annealed problem (when the traps are updated each unit of
time). Our goal is not only to find a criterion for zero vs.
positive probability of survival, but also to show three
different methods that can be applied in this area. These
methods are based on Lyapunov functions, capacity and mean
hitting time respectively.
Chapter 2 contains results related to stochastic graphs
which we call `random labyrinths'. A random labyrinth is a
disordered environment of scatters on a lattice, through
which a beam of light travels being reflected off the
scatters. We study the set of illuminated vertices under the
assumption that there is a positive density of points, called
`normal points', at which the light behaves as a simple random
walk. The ensuing `random walk in a labyrinth is found to be
recurrent in two dimensions and transient in three and higher
dimensions, subject to the assumption that the density of
`non-trivial' scatterers is sufficiently small. The results are
based on percolation theory and on the method of electrical
networks.
In Chapter 3 we study random walks with branching. We
introduce the proper notion of recurrence and transience for these
processes and provide criteria for them. For the Lamperti
problem and many-dimensional random walks with branching we
find the critical (for transience vs. recurrence) decaying
speed of density of average number of off-springs at a point
with respect to its distance to the origin.
The main results of the dissertation are contained in the following papers:
- "Two Problems about Random Walks in a Random Field of Traps"

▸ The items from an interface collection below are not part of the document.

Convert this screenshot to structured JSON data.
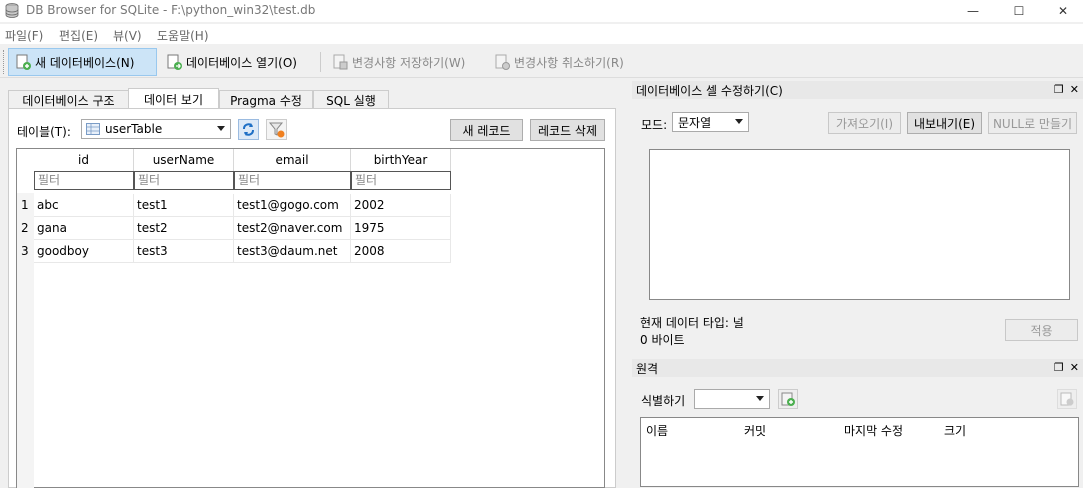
{
  "window": {
    "title": "DB Browser for SQLite - F:\\python_win32\\test.db",
    "minimize": "—",
    "maximize": "☐",
    "close": "✕"
  },
  "menu": {
    "items": [
      "파일(F)",
      "편집(E)",
      "뷰(V)",
      "도움말(H)"
    ]
  },
  "toolbar": {
    "new_db": "새 데이터베이스(N)",
    "open_db": "데이터베이스 열기(O)",
    "write_changes": "변경사항 저장하기(W)",
    "revert_changes": "변경사항 취소하기(R)"
  },
  "tabs": [
    "데이터베이스 구조",
    "데이터 보기",
    "Pragma 수정",
    "SQL 실행"
  ],
  "browse": {
    "table_label": "테이블(T):",
    "table_selected": "userTable",
    "new_record": "새 레코드",
    "delete_record": "레코드 삭제",
    "columns": [
      "id",
      "userName",
      "email",
      "birthYear"
    ],
    "filter_placeholder": "필터",
    "rows": [
      {
        "num": "1",
        "cells": [
          "abc",
          "test1",
          "test1@gogo.com",
          "2002"
        ]
      },
      {
        "num": "2",
        "cells": [
          "gana",
          "test2",
          "test2@naver.com",
          "1975"
        ]
      },
      {
        "num": "3",
        "cells": [
          "goodboy",
          "test3",
          "test3@daum.net",
          "2008"
        ]
      }
    ]
  },
  "edit_cell": {
    "title": "데이터베이스 셀 수정하기(C)",
    "mode_label": "모드:",
    "mode_value": "문자열",
    "import": "가져오기(I)",
    "export": "내보내기(E)",
    "set_null": "NULL로 만들기",
    "type_info": "현재 데이터 타입: 널",
    "size_info": "0 바이트",
    "apply": "적용"
  },
  "remote": {
    "title": "원격",
    "identity_label": "식별하기",
    "columns": [
      "이름",
      "커밋",
      "마지막 수정",
      "크기"
    ]
  },
  "colors": {
    "accent": "#cce4f7",
    "dock_header": "#e8e8e8",
    "background": "#f0f0f0"
  }
}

- "Random Walks in Random Labyrinths"
- "Branching Markov Chains: qualitative characteristics"
(see Papers for details)